*** Input for this task Section Begins ***

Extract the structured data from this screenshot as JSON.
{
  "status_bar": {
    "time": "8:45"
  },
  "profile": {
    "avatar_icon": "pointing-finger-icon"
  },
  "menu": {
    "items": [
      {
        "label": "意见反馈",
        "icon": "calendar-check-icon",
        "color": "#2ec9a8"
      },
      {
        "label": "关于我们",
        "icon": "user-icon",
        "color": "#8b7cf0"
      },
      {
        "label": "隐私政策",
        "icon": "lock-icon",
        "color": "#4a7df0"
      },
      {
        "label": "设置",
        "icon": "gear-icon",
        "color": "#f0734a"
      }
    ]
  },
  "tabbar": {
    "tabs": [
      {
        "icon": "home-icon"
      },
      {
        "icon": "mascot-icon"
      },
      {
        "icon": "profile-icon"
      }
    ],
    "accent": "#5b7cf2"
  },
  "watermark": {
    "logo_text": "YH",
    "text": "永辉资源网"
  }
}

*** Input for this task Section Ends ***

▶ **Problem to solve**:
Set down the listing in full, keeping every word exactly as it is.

▶ **Answer to this task**:
Extract the structured data from this screenshot as JSON.
{
  "status_bar": {
    "time": "8:45"
  },
  "profile": {
    "avatar_icon": "pointing-finger-icon"
  },
  "menu": {
    "items": [
      {
        "label": "意见反馈",
        "icon": "calendar-check-icon",
        "color": "#2ec9a8"
      },
      {
        "label": "关于我们",
        "icon": "user-icon",
        "color": "#8b7cf0"
      },
      {
        "label": "隐私政策",
        "icon": "lock-icon",
        "color": "#4a7df0"
      },
      {
        "label": "设置",
        "icon": "gear-icon",
        "color": "#f0734a"
      }
    ]
  },
  "tabbar": {
    "tabs": [
      {
        "icon": "home-icon"
      },
      {
        "icon": "mascot-icon"
      },
      {
        "icon": "profile-icon"
      }
    ],
    "accent": "#5b7cf2"
  },
  "watermark": {
    "logo_text": "YH",
    "text": "永辉资源网"
  }
}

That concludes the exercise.